In a post from the Federal Reserve of Atlanta: How Has Disability Affected Labor Force Participation? they note, "How much can the change in demographics during the past decade explain the rise in disability or illness as a reason for not participating in the labor market? The answer seems to be: Not a lot."
They claimed in their post that "from the fourth quarter of 2007 through the end of 2013, the number of people claiming to be out of the labor force for reasons of illness or disability increased almost 3 million (or 23 percent)." But that number is actually much less.
Number of disabled workers only --> Awards (not applications) minus terminations for total in payment status:
As of Dec 2013: 8,942,584
From Dec 2007: 7,101,355
= 1,841,229 net increase on disability (not 3 million as stated in the Atlanta Fed post). Source: Social Security
The Atlanta Fed's article also goes on to say, "Only about one fifth of the decline in labor force participation as a result of reported illness or disability can be attributed to the population aging per se." So their fraction of (one fifth) would be even less --> It's actually 9.6% of those not in the labor force who receive disability.
NOTE: The 8.9 million total on disability (to date) is a very small fraction of the 92.5 million total that are currently not in the labor force. That is because offshoring to environmentally unregulated countries has been the primary cause that contributed to the lack of jobs that created the largest decline in the labor force participation rate.
Also, we have over twice as many high school graduates every year than we have people
retiring on Social Security. The increase of those in payment status for disability is minuscule compared to these demographics.
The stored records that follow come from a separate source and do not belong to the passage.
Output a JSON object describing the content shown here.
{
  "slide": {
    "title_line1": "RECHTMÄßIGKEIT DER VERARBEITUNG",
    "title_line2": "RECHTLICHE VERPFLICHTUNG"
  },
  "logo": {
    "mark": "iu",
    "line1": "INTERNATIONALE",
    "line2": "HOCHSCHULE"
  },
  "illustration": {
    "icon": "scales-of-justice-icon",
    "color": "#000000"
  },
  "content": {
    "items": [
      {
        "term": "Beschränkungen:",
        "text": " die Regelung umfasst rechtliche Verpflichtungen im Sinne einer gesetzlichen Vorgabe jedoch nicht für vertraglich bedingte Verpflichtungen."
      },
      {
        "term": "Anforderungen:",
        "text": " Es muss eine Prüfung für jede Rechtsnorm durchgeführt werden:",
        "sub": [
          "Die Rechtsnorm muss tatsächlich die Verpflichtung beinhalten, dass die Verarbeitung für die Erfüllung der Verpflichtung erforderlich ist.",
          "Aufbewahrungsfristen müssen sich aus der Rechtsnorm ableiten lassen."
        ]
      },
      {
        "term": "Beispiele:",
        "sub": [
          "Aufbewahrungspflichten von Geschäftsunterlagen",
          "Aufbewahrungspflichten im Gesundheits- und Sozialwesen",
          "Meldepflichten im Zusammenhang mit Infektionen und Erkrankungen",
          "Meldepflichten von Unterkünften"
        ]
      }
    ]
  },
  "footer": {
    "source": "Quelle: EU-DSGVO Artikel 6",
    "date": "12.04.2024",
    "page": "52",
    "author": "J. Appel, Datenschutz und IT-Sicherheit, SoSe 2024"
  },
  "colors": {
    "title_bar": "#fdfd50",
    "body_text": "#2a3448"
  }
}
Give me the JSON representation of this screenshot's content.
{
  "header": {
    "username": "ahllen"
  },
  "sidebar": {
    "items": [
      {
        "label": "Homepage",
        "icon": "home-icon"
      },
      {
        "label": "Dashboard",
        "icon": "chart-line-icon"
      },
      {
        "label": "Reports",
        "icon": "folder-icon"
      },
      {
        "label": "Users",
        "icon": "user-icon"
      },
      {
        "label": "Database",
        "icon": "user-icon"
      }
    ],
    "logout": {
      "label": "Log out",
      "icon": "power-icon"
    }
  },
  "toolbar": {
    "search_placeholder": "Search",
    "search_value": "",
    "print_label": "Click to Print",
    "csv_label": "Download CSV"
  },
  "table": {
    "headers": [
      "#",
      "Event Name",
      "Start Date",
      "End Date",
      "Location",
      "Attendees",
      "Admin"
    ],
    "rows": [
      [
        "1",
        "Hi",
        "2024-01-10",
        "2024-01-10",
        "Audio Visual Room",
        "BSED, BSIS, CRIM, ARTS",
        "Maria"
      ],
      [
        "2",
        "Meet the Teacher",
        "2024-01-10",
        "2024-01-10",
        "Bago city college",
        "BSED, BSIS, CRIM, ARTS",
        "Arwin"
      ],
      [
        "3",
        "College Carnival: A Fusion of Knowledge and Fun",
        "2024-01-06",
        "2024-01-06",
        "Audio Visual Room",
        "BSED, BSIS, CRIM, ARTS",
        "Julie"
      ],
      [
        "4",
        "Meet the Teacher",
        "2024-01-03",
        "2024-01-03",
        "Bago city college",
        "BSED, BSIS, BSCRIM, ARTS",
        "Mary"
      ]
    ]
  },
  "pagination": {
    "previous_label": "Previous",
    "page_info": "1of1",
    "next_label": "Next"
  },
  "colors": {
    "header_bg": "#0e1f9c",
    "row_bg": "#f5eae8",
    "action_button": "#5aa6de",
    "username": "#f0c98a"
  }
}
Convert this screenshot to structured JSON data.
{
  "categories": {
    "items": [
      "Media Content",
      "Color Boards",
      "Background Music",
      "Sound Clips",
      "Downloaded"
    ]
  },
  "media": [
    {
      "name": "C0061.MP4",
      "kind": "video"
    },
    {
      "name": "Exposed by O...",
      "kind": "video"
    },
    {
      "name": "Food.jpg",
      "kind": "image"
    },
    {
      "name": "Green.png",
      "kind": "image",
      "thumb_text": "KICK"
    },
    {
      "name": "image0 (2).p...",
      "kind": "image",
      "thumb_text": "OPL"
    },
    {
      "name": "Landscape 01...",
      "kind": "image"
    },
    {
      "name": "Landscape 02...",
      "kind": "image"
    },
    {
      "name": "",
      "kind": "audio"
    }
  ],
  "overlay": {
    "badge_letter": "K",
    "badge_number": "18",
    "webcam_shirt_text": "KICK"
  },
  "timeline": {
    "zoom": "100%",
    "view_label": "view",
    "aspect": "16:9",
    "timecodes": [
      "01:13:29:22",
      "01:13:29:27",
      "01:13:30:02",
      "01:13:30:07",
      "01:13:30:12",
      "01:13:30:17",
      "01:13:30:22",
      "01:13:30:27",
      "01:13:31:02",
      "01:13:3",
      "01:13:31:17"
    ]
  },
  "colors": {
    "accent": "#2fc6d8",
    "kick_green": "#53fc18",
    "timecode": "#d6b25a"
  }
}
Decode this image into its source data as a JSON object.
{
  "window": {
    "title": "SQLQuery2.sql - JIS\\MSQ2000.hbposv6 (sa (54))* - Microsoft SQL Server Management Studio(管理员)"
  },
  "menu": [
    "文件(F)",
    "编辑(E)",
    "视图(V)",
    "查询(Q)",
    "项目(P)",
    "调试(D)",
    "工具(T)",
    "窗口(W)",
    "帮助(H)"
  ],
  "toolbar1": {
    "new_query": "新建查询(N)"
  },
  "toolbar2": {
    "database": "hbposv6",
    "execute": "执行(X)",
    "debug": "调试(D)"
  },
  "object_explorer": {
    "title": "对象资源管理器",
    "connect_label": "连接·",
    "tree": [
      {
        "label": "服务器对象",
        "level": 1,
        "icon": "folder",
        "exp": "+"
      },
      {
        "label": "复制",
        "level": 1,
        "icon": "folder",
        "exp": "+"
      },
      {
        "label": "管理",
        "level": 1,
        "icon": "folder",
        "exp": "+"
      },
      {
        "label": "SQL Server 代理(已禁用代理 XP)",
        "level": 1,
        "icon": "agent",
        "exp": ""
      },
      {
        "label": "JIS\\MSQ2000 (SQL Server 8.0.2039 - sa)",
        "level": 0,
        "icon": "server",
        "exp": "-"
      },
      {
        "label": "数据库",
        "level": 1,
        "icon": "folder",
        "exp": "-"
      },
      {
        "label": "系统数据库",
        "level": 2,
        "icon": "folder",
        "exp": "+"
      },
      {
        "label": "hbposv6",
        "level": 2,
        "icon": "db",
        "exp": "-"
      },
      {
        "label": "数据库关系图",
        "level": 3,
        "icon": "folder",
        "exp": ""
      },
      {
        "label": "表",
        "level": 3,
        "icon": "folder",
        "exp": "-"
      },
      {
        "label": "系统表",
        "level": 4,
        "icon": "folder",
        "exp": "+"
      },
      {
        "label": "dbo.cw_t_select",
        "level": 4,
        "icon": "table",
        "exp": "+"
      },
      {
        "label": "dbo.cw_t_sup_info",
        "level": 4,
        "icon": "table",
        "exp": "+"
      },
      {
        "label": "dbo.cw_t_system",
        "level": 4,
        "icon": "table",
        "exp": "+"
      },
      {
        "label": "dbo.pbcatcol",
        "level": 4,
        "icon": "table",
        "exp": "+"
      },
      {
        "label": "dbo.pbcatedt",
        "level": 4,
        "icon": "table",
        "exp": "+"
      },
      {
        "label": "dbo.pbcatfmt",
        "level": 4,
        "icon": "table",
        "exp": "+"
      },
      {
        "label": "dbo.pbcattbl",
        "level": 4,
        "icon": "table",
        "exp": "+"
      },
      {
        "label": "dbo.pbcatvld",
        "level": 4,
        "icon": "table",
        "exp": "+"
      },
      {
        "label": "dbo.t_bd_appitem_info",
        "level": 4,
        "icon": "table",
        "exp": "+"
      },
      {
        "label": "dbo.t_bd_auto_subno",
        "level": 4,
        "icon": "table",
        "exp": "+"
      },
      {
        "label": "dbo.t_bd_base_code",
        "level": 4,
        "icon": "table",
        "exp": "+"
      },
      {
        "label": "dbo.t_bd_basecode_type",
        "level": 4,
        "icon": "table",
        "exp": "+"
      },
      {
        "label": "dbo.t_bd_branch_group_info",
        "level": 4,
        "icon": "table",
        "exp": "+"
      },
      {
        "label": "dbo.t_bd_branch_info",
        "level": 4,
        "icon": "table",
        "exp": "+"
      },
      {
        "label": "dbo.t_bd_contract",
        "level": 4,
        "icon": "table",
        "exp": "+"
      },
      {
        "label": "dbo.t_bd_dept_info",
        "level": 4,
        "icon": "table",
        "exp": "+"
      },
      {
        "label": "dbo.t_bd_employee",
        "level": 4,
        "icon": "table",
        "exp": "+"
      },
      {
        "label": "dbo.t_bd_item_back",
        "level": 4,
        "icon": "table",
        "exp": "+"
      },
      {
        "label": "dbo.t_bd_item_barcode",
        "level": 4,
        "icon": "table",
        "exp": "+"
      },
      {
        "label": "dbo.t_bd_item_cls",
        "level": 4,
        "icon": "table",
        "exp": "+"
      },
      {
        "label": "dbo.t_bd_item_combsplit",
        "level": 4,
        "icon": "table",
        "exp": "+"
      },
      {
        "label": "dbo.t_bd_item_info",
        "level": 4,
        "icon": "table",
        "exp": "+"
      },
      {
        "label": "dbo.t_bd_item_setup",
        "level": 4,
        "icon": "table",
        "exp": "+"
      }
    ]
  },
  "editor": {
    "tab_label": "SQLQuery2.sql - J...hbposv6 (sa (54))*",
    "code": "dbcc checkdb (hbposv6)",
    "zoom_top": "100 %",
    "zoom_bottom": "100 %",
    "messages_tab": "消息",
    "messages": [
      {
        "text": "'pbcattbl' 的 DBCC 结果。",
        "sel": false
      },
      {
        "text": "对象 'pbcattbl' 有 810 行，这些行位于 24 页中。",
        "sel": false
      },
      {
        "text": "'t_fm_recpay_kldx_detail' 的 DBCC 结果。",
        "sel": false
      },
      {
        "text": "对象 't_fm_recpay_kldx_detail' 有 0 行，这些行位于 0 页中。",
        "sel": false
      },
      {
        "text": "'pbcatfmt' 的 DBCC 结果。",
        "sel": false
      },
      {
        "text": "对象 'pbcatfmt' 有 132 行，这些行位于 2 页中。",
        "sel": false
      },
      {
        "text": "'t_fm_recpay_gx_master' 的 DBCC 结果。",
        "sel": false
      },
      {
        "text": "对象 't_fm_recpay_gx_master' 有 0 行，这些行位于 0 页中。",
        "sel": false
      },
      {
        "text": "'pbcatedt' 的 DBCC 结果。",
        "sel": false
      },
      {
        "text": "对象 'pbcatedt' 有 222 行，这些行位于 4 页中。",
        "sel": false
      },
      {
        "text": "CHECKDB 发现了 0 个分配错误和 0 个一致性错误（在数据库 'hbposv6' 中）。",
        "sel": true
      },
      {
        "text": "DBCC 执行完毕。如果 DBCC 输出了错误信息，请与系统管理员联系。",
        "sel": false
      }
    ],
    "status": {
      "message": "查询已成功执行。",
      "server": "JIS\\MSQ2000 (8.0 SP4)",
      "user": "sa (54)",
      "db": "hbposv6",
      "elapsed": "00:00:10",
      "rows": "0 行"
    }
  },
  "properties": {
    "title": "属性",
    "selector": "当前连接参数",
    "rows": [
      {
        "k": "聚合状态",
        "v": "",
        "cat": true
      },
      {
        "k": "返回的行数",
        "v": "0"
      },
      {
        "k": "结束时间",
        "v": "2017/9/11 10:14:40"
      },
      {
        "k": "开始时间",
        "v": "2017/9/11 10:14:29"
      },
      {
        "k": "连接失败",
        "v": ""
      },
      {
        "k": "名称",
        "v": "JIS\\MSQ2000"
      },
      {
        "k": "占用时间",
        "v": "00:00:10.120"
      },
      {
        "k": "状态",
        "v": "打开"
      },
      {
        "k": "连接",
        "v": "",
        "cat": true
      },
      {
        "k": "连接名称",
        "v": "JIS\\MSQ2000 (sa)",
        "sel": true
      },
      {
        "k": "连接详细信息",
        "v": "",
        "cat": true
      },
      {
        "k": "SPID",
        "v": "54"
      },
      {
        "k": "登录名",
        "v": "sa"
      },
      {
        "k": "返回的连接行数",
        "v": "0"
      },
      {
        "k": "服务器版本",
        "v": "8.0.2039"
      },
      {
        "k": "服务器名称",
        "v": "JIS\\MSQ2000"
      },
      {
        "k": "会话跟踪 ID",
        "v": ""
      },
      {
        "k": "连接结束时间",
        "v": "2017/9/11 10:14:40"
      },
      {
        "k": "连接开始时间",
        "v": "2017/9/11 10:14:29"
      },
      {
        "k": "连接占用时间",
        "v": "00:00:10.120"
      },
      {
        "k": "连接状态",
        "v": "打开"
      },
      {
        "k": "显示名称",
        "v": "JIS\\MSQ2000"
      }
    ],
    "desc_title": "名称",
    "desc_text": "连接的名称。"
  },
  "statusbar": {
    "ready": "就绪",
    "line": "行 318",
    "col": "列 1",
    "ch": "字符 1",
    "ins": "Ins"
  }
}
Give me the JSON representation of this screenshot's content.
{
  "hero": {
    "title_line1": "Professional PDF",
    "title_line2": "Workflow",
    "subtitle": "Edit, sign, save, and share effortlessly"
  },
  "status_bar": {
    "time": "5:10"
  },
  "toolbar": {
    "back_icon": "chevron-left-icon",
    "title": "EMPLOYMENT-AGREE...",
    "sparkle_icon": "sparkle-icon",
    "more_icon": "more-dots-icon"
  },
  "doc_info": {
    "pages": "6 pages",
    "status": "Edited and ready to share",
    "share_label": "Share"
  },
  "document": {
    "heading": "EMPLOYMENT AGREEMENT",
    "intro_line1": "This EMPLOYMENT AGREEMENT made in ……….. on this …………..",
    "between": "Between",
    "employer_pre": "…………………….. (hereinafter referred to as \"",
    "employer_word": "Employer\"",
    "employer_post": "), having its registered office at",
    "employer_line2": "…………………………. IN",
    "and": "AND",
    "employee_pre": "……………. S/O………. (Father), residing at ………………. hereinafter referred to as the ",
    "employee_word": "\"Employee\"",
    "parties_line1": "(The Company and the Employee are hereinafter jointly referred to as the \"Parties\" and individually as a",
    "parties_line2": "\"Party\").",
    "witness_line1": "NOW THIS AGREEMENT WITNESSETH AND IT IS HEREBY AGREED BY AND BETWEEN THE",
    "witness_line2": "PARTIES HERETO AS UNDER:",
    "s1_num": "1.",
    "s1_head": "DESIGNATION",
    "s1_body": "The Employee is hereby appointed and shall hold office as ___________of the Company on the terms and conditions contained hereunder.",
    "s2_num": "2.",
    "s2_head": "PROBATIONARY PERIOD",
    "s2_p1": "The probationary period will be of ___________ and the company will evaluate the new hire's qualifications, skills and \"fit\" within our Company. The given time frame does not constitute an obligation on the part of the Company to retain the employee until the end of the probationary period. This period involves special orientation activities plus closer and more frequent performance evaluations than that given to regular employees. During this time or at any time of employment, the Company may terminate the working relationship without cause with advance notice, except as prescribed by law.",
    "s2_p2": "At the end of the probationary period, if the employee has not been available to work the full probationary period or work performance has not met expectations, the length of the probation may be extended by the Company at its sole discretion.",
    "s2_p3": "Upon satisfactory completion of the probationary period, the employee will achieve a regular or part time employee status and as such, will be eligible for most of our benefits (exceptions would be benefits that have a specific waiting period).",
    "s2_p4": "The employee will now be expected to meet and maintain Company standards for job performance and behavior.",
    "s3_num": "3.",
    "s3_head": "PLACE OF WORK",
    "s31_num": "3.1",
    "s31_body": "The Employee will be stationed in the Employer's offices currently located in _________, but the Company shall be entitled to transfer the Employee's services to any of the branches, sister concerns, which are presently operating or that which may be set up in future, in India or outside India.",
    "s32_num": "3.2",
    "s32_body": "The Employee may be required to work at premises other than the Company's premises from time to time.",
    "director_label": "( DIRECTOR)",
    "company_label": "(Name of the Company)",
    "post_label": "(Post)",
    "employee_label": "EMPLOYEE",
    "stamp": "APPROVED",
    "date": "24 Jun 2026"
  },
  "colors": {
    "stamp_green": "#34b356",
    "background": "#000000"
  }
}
After being laid off during the Great Recession and collecting their maximum weeks of unemployment benefits, many 62 year-olds took early retirements. U.S. News reports that according to a 2011 Employee Benefit Research Institute survey, 68 percent of retirees ended up retiring before reaching age 65 (before qualifying for their full benefit amount). I suspect that after being laid off in 2008//2009 they were already "long-term unemployed" and unable to obtain another job when employers began hiring again. So when workers turned 62, they were forced to take a lower Social Security benefit. (The first Baby Boomer retired at 62 in 2008 and the First Baby Boomer turned 65 in 2011).
My other posts on this subject at the Economic Populist:
Record Number of Boomers Left the Labor Force: February 10, 2014
Long-Term Unemployed Baby Boomers in 2013: August 26, 2013
The Last Word on Social Security Disability: July 22, 2013
Report: Disability Claims and Awards Declined: July 19, 2013